* _YOUR GOAL_
Find all lines in the listing that include the word "часу", then copy them.

* _RECORDS FOR THE TASK_
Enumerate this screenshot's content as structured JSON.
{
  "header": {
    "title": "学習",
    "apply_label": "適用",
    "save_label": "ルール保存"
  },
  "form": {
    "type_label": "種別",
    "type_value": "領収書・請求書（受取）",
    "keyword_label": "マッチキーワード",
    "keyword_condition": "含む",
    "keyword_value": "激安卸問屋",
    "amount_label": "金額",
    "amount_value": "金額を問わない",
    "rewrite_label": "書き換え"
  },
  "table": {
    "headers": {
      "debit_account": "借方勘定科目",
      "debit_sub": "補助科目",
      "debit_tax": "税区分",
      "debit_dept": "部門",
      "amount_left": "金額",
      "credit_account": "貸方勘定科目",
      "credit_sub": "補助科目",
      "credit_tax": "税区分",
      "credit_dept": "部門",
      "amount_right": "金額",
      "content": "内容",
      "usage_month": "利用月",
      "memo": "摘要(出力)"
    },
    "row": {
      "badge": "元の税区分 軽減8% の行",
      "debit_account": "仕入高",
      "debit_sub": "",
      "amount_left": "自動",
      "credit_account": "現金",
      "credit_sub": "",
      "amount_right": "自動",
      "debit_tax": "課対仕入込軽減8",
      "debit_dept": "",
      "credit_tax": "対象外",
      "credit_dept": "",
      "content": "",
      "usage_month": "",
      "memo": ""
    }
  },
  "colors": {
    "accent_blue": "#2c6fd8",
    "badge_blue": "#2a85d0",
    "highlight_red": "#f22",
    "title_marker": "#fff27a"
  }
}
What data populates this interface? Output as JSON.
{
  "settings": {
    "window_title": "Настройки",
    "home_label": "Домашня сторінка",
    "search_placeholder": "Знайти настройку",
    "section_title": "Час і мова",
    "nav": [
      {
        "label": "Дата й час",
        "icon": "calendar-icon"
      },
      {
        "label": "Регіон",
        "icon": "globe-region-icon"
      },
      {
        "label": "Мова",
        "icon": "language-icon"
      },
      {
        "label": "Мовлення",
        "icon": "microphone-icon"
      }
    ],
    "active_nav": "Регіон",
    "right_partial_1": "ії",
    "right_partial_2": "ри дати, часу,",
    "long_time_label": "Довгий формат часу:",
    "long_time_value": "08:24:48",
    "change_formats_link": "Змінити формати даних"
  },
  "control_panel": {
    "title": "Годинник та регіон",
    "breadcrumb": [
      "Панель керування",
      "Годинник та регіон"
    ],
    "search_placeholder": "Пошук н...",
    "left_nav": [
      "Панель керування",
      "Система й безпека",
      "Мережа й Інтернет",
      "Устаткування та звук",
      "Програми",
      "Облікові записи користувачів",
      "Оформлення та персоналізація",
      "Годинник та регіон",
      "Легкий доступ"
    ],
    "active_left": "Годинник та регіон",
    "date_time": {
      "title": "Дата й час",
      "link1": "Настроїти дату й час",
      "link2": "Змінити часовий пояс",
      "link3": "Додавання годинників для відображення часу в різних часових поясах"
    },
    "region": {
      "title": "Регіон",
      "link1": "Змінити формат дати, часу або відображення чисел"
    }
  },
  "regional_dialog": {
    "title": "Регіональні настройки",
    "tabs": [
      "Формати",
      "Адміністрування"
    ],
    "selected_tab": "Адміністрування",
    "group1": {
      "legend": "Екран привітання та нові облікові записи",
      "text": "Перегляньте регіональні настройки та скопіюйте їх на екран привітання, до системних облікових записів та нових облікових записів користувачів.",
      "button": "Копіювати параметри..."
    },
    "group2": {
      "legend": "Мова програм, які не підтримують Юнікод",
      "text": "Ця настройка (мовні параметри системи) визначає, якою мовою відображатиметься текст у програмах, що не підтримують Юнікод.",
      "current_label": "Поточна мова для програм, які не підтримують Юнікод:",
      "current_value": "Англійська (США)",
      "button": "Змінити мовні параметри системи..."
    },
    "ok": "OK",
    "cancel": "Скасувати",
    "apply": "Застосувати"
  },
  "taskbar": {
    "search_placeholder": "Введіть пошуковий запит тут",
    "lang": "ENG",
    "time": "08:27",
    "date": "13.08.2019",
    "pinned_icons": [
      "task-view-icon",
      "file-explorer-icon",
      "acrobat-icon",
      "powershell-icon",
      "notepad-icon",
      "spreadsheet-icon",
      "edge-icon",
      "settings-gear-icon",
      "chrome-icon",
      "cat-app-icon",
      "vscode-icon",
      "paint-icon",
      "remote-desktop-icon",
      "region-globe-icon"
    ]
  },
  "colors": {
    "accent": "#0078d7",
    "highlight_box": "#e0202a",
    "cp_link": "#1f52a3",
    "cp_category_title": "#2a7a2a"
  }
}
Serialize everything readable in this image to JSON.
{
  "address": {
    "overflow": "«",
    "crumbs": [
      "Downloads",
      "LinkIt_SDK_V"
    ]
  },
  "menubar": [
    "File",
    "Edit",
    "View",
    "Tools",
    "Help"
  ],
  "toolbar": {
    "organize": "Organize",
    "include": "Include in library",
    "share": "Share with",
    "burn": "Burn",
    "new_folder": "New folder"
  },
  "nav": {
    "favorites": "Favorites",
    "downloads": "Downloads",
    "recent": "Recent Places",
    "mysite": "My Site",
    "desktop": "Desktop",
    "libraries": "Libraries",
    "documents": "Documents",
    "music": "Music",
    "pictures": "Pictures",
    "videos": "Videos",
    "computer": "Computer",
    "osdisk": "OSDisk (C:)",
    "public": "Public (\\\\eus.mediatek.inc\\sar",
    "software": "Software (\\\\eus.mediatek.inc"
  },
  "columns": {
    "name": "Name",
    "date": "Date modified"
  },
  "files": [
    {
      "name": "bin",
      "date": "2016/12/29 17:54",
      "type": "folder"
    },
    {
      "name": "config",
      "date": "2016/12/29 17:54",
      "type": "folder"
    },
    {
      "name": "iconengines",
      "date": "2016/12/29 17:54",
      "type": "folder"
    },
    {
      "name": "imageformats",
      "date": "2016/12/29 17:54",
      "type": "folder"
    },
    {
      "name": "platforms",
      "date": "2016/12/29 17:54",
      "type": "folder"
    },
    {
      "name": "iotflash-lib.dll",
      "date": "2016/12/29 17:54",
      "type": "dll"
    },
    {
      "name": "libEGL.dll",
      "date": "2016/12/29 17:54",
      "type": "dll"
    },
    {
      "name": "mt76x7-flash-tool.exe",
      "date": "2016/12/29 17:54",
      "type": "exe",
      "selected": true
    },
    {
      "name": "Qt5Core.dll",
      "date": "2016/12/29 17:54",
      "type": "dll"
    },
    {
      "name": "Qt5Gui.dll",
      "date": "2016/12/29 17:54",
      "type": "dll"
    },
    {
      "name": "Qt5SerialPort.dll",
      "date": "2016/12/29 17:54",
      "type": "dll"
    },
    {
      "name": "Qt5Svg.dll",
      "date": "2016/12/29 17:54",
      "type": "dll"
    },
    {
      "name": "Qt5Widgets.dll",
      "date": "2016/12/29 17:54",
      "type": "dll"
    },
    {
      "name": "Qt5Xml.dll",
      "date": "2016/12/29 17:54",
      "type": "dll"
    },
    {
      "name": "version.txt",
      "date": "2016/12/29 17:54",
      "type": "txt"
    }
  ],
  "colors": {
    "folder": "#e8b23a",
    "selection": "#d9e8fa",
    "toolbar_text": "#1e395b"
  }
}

* _SOLUTION FOR THIS EXERCISE_
    "right_partial_2": "ри дати, часу,",
    "long_time_label": "Довгий формат часу:",
      "link3": "Додавання годинників для відображення часу в різних часових поясах"
      "link1": "Змінити формат дати, часу або відображення чисел"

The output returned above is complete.